HARRIS TWEED BRINGS 'BOOM TIMES' TO BRITISH FURNITURE MAKER
Tetrad's managing director, Janus Cooper, said that the Harris Tweed connection has been "transformational" for his company and accounted for a 30 per cent increase in business last year. Today at the UK's major furniture exhibition in Birmingham, Tetrad will launch a new range of Harris Tweed furniture described as "mid-century modern" in style.
Mr Cooper explained that Tetrad's love affair with Harris Tweed began by chance at a trade show in Paris two years ago.
"A chap came on the stand wearing a beautiful Harris Tweed jacket which my father and I loved. Then we quite literally went round the corner and saw fabulous Harris Tweed luggage. We looked at each other and thought - maybe there's something in this".
They quickly travelled to the Isle of Lewis to find out more about the fabric and placed their first order with Harris Tweed Hebrides in Shawbost just over a year ago. Since then, Tetrad's range of classic Harris Tweed furniture has become their biggest seller at both home and abroad. Mr Cooper said that orders have "gone crazy" in recent weeks - "we are back to the boom times of 15 years ago".
Ian Angus Mackenzie, chief executive of Harris Tweed Hebrides said:
"Harris Tweed is associated mainly with fashion though there has always been some small-scale use for interiors. Tetrad are the first major furniture manufacturer to fully recognise this potential and the speed with which the whole thing has taken off is astonishing. From nowhere, they are now one of our biggest customers and it is a pleasure to work with another craft-based, UK industry".
Inspiration for the new collection - which is being launched at the major interiors shows in both Birmingham and Cologne - came from Tetrad's own archive, dating back to 1968, and also international influences.
Janus Cooper said:
"Our in-house design team have worked to create this mid-century look which is very evocative of the styles and colours from a classic period of fashion and design".
Tetrad employ more than 200 people in Preston and all their furniture is hand-made using traditional skills and, as far as possible, British components. Their products are sold through John Lewis, Laura Ashley and France's Roche Bobois as well as leading independent furniture retailers.
Former UK Trade Minister, Brian Wilson, who chairs Harris Tweed Hebrides, said:

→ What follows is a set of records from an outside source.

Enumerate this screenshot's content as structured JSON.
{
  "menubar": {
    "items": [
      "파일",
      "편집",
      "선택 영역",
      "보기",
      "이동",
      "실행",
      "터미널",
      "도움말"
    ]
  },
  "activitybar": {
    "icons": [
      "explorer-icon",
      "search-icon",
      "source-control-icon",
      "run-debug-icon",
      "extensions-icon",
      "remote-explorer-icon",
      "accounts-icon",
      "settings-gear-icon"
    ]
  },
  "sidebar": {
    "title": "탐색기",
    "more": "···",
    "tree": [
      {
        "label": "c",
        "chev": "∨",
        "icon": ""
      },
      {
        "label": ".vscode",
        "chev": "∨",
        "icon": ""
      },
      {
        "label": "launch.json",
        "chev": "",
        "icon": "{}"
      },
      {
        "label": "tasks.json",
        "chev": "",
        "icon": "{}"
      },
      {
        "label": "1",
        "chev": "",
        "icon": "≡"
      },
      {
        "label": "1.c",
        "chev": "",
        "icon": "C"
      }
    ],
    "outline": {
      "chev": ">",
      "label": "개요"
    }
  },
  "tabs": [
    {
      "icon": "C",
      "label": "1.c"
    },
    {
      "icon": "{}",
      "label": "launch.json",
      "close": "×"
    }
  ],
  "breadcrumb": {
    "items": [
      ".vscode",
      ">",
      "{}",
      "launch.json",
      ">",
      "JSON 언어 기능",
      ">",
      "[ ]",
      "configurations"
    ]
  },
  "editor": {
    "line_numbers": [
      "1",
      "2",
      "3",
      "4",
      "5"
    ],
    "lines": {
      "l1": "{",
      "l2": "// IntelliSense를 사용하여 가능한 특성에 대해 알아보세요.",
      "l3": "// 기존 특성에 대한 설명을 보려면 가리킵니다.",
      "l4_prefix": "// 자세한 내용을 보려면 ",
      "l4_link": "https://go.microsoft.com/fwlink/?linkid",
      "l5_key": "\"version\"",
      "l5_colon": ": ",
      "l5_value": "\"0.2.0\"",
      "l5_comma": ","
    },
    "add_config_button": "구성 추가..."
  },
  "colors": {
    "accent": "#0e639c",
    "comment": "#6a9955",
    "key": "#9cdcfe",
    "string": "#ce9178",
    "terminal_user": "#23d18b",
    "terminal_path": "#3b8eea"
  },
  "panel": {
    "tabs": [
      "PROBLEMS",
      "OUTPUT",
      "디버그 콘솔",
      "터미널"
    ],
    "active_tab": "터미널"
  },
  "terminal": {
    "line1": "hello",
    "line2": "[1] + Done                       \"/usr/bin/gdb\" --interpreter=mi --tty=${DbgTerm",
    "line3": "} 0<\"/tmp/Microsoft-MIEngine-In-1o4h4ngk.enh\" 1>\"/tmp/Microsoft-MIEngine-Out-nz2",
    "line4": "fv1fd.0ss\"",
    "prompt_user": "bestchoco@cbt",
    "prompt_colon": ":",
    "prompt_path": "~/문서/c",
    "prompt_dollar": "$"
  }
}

"This is a great story of two companies operating in sectors which have experienced a lot of contraction, coming together to produce a flagship partnership for British manufacturing. It is the kind of synergy which sends out strong messages about skills which are very much alive in this country and the demand that exists for quality, craft-based products".